The response should be an exact copy of every record.

--- Information given Enclosed Below ---

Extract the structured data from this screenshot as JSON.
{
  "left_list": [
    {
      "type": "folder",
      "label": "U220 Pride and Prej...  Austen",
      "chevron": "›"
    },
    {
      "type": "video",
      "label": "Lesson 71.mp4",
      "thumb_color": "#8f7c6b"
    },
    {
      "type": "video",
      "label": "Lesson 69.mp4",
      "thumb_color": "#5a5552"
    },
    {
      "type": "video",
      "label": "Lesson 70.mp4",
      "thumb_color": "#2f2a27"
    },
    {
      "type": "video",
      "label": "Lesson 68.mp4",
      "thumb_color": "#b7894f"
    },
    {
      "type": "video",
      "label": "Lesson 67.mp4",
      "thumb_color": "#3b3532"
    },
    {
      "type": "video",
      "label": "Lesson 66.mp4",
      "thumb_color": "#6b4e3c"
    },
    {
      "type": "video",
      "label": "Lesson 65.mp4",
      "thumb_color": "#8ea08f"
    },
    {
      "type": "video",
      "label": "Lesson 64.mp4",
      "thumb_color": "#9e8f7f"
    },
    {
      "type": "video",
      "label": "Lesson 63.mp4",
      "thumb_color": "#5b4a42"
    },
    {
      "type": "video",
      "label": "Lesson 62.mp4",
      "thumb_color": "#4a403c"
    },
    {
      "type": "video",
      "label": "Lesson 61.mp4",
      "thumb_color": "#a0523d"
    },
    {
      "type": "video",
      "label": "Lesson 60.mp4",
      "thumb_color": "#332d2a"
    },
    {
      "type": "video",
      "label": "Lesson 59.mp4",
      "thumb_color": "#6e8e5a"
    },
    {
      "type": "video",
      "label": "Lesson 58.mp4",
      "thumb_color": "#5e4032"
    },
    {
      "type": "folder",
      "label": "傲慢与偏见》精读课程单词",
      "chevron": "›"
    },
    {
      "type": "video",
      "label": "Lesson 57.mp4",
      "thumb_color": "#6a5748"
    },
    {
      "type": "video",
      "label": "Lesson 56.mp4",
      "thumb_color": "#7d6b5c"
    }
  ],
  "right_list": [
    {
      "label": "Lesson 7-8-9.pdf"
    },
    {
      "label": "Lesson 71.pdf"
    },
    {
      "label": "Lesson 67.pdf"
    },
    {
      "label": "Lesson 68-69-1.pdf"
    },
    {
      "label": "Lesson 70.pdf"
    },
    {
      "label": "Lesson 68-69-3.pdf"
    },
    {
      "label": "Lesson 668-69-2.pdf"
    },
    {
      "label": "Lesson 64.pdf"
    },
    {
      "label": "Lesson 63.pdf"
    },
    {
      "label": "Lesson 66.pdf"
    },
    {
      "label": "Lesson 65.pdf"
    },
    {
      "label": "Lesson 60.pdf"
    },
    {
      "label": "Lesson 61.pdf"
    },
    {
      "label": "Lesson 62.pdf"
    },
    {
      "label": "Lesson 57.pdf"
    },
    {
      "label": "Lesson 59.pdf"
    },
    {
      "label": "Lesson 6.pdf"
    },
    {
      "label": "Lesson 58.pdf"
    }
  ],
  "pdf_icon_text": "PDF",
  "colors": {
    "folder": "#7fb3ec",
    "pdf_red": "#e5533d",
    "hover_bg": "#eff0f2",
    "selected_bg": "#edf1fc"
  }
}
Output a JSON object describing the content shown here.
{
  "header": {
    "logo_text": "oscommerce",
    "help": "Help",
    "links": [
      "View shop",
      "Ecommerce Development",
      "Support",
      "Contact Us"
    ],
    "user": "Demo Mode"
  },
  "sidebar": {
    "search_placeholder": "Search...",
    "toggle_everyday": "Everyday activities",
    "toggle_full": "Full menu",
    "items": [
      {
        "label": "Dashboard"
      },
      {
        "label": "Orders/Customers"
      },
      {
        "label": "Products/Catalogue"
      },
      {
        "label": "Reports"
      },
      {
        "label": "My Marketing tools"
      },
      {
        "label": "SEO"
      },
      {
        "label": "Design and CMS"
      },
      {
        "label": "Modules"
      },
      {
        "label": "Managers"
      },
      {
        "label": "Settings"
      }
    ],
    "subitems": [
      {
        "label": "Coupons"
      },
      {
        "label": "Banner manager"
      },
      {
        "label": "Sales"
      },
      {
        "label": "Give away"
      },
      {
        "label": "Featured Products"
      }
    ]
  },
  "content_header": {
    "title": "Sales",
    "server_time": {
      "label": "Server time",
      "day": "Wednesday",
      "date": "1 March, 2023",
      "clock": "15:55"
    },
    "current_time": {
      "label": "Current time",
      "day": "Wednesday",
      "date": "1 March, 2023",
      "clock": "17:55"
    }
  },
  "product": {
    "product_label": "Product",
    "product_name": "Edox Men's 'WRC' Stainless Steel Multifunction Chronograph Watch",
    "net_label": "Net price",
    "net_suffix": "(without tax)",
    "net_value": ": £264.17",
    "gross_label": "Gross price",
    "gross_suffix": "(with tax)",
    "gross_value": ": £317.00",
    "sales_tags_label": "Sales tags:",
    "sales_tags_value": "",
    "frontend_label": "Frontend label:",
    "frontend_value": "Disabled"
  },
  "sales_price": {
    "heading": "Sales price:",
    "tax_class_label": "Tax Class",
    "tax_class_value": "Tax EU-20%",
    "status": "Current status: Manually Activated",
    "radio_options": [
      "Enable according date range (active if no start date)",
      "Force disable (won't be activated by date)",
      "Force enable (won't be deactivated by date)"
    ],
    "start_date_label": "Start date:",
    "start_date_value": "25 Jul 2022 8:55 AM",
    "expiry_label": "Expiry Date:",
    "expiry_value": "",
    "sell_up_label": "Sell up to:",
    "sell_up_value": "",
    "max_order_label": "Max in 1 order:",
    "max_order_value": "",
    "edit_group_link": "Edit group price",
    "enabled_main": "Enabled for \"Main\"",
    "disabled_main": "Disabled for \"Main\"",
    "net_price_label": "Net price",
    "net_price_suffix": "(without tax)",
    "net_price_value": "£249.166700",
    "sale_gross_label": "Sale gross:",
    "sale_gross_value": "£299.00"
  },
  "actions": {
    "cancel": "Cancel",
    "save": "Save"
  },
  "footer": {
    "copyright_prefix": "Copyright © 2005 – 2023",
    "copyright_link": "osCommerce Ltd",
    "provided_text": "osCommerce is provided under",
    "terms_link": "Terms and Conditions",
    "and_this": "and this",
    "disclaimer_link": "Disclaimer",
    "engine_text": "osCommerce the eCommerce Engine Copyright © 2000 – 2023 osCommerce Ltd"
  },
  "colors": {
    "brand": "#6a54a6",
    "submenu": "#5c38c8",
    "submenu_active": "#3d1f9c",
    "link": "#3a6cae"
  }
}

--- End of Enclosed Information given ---

◆ Response below:
Extract the structured data from this screenshot as JSON.
{
  "left_list": [
    {
      "type": "folder",
      "label": "U220 Pride and Prej...  Austen",
      "chevron": "›"
    },
    {
      "type": "video",
      "label": "Lesson 71.mp4",
      "thumb_color": "#8f7c6b"
    },
    {
      "type": "video",
      "label": "Lesson 69.mp4",
      "thumb_color": "#5a5552"
    },
    {
      "type": "video",
      "label": "Lesson 70.mp4",
      "thumb_color": "#2f2a27"
    },
    {
      "type": "video",
      "label": "Lesson 68.mp4",
      "thumb_color": "#b7894f"
    },
    {
      "type": "video",
      "label": "Lesson 67.mp4",
      "thumb_color": "#3b3532"
    },
    {
      "type": "video",
      "label": "Lesson 66.mp4",
      "thumb_color": "#6b4e3c"
    },
    {
      "type": "video",
      "label": "Lesson 65.mp4",
      "thumb_color": "#8ea08f"
    },
    {
      "type": "video",
      "label": "Lesson 64.mp4",
      "thumb_color": "#9e8f7f"
    },
    {
      "type": "video",
      "label": "Lesson 63.mp4",
      "thumb_color": "#5b4a42"
    },
    {
      "type": "video",
      "label": "Lesson 62.mp4",
      "thumb_color": "#4a403c"
    },
    {
      "type": "video",
      "label": "Lesson 61.mp4",
      "thumb_color": "#a0523d"
    },
    {
      "type": "video",
      "label": "Lesson 60.mp4",
      "thumb_color": "#332d2a"
    },
    {
      "type": "video",
      "label": "Lesson 59.mp4",
      "thumb_color": "#6e8e5a"
    },
    {
      "type": "video",
      "label": "Lesson 58.mp4",
      "thumb_color": "#5e4032"
    },
    {
      "type": "folder",
      "label": "傲慢与偏见》精读课程单词",
      "chevron": "›"
    },
    {
      "type": "video",
      "label": "Lesson 57.mp4",
      "thumb_color": "#6a5748"
    },
    {
      "type": "video",
      "label": "Lesson 56.mp4",
      "thumb_color": "#7d6b5c"
    }
  ],
  "right_list": [
    {
      "label": "Lesson 7-8-9.pdf"
    },
    {
      "label": "Lesson 71.pdf"
    },
    {
      "label": "Lesson 67.pdf"
    },
    {
      "label": "Lesson 68-69-1.pdf"
    },
    {
      "label": "Lesson 70.pdf"
    },
    {
      "label": "Lesson 68-69-3.pdf"
    },
    {
      "label": "Lesson 668-69-2.pdf"
    },
    {
      "label": "Lesson 64.pdf"
    },
    {
      "label": "Lesson 63.pdf"
    },
    {
      "label": "Lesson 66.pdf"
    },
    {
      "label": "Lesson 65.pdf"
    },
    {
      "label": "Lesson 60.pdf"
    },
    {
      "label": "Lesson 61.pdf"
    },
    {
      "label": "Lesson 62.pdf"
    },
    {
      "label": "Lesson 57.pdf"
    },
    {
      "label": "Lesson 59.pdf"
    },
    {
      "label": "Lesson 6.pdf"
    },
    {
      "label": "Lesson 58.pdf"
    }
  ],
  "pdf_icon_text": "PDF",
  "colors": {
    "folder": "#7fb3ec",
    "pdf_red": "#e5533d",
    "hover_bg": "#eff0f2",
    "selected_bg": "#edf1fc"
  }
}
Output a JSON object describing the content shown here.
{
  "header": {
    "logo_text": "oscommerce",
    "help": "Help",
    "links": [
      "View shop",
      "Ecommerce Development",
      "Support",
      "Contact Us"
    ],
    "user": "Demo Mode"
  },
  "sidebar": {
    "search_placeholder": "Search...",
    "toggle_everyday": "Everyday activities",
    "toggle_full": "Full menu",
    "items": [
      {
        "label": "Dashboard"
      },
      {
        "label": "Orders/Customers"
      },
      {
        "label": "Products/Catalogue"
      },
      {
        "label": "Reports"
      },
      {
        "label": "My Marketing tools"
      },
      {
        "label": "SEO"
      },
      {
        "label": "Design and CMS"
      },
      {
        "label": "Modules"
      },
      {
        "label": "Managers"
      },
      {
        "label": "Settings"
      }
    ],
    "subitems": [
      {
        "label": "Coupons"
      },
      {
        "label": "Banner manager"
      },
      {
        "label": "Sales"
      },
      {
        "label": "Give away"
      },
      {
        "label": "Featured Products"
      }
    ]
  },
  "content_header": {
    "title": "Sales",
    "server_time": {
      "label": "Server time",
      "day": "Wednesday",
      "date": "1 March, 2023",
      "clock": "15:55"
    },
    "current_time": {
      "label": "Current time",
      "day": "Wednesday",
      "date": "1 March, 2023",
      "clock": "17:55"
    }
  },
  "product": {
    "product_label": "Product",
    "product_name": "Edox Men's 'WRC' Stainless Steel Multifunction Chronograph Watch",
    "net_label": "Net price",
    "net_suffix": "(without tax)",
    "net_value": ": £264.17",
    "gross_label": "Gross price",
    "gross_suffix": "(with tax)",
    "gross_value": ": £317.00",
    "sales_tags_label": "Sales tags:",
    "sales_tags_value": "",
    "frontend_label": "Frontend label:",
    "frontend_value": "Disabled"
  },
  "sales_price": {
    "heading": "Sales price:",
    "tax_class_label": "Tax Class",
    "tax_class_value": "Tax EU-20%",
    "status": "Current status: Manually Activated",
    "radio_options": [
      "Enable according date range (active if no start date)",
      "Force disable (won't be activated by date)",
      "Force enable (won't be deactivated by date)"
    ],
    "start_date_label": "Start date:",
    "start_date_value": "25 Jul 2022 8:55 AM",
    "expiry_label": "Expiry Date:",
    "expiry_value": "",
    "sell_up_label": "Sell up to:",
    "sell_up_value": "",
    "max_order_label": "Max in 1 order:",
    "max_order_value": "",
    "edit_group_link": "Edit group price",
    "enabled_main": "Enabled for \"Main\"",
    "disabled_main": "Disabled for \"Main\"",
    "net_price_label": "Net price",
    "net_price_suffix": "(without tax)",
    "net_price_value": "£249.166700",
    "sale_gross_label": "Sale gross:",
    "sale_gross_value": "£299.00"
  },
  "actions": {
    "cancel": "Cancel",
    "save": "Save"
  },
  "footer": {
    "copyright_prefix": "Copyright © 2005 – 2023",
    "copyright_link": "osCommerce Ltd",
    "provided_text": "osCommerce is provided under",
    "terms_link": "Terms and Conditions",
    "and_this": "and this",
    "disclaimer_link": "Disclaimer",
    "engine_text": "osCommerce the eCommerce Engine Copyright © 2000 – 2023 osCommerce Ltd"
  },
  "colors": {
    "brand": "#6a54a6",
    "submenu": "#5c38c8",
    "submenu_active": "#3d1f9c",
    "link": "#3a6cae"
  }
}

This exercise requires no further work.